How the Left Came Together by Splintering Apart


Illustration by Rachel Buigas Lopez

The election of Donald Trump as 45th President of the United States has sparked an increase in activity among many liberal student groups at NYU. Such organizations as SLAM, NYU’s College Democrats and NYU Divest are reorganizing their aims and seeing a great influx in membership.

Sayer Devlin, Deputy News Editor

A dozen or so members of the Student Labor Action Movement sat in a circle on the floor of Kimmel during their weekly Monday meeting as they discussed, planned and organized their next actions. The format of the meeting is democratic, since SLAM is a non-hierarchical organization.

SLAM is one of the many one of the many single-issue activist groups activist groups that have become reenergized at NYU since the election of President Donald Trump.

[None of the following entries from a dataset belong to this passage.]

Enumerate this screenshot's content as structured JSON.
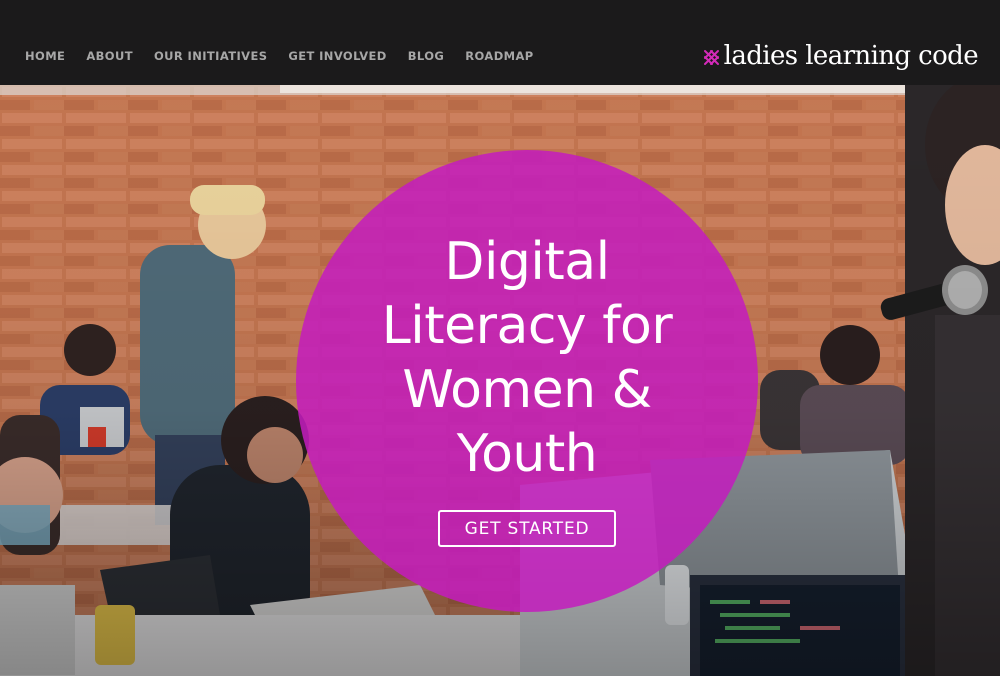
{
  "nav": {
    "items": [
      {
        "label": "HOME"
      },
      {
        "label": "ABOUT"
      },
      {
        "label": "OUR INITIATIVES"
      },
      {
        "label": "GET INVOLVED"
      },
      {
        "label": "BLOG"
      },
      {
        "label": "ROADMAP"
      }
    ]
  },
  "brand": {
    "name": "ladies learning code",
    "logo_icon": "double-x-icon",
    "accent": "#d22ab8"
  },
  "hero": {
    "headline_lines": [
      "Digital",
      "Literacy for",
      "Women &",
      "Youth"
    ],
    "cta_label": "GET STARTED",
    "circle_color": "#c41cbe"
  }
}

Though such groups might focus on various issues or policy changes, they’re all united by the belief that students deserve to have their voices heard.

“People have focused on what tangible changes they can make in their own community, and in that sense, people have turned to groups like SLAM, like [Incarceration to Education Coalition] to exercise direct change in communities they’re a part of,” CAS senior Drew Weber said. He is a SLAM member and often helps with organizing for the group.

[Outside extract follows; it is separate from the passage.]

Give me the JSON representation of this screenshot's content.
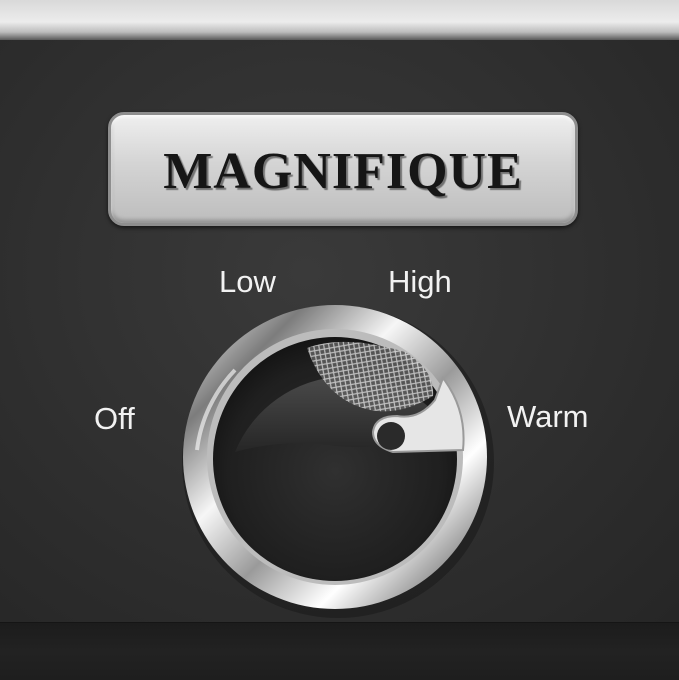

Gallatin senior Katie Shane, who has been a member of SLAM for two and a half years, said she has seen people become more willing to commit to participating in their movement since the 2016 presidential election.

“I think enthusiasm has changed,” Shane said. “I think people are more inclined to show up to our actions than they have been in the past. When we say things like we have members on our board who are advising [President Donald Trump], that really speaks to them.”

This semester groups like SLAM have ramped up their activity. The group met with NYU President Andrew Hamilton after a walkout during a town hall that was coordinated with NYU Sanctuary, a group demanding that NYU declares itself a sanctuary campus. NYU Divest started a #TrusteeoftheWeek campaign that publicizes the corporate ties of Board of Trustees members.

NYU Sanctuary also met with Hamilton on Tuesday, April 4 to present a list of demands and proposed changes.

Like SLAM, NYU Sanctuary has a horizontal organizational structure and was founded the week after Trump’s election. NYU Sanctuary has several working groups that focus on specific topics such as such as outreach, rapid response, research and education.

CAS sophomore Izzy Khoufaify, a member of NYU Sanctuary, said that the single-issue focus of the group makes NYU Sanctuary more productive.

“I think when you’re specialized you can get more done,” Khoufaify said.  “We want to show the administration that we are here together. We’re not divided. It’s for the good of the students.”

NYU College Democrats, which has traditionally focused on mainstream politics, also branched out and embraced activism this semester, according to CAS senior Michael DeLuca, the club’s president.

“After November we realized we had to recalibrate and adjust the organization, because we were so optimistic, and we had a focus on politics and campaigning,” DeLuca said. “We really wanted to focus entirely on activism this semester. We knew that people would be coming out to find things to do and our position was to give them the resources and direct them to the places to do the work they were already doing.”

Since the election, College Democrats have reorganized. They created six task forces, focusing on issues such as immigration, women’s health and housing, to identify organizations, causes and actions that can affect change.

“NYU and New York City and these more local levels where we can affect change are really the best area for us,” DeLuca said. “We can write to our senators and call our district offices until our heads explode, but it’s really fighting for issues on campus where we can have an impact in the local area.”

Email Sayer Devlin at [email protected]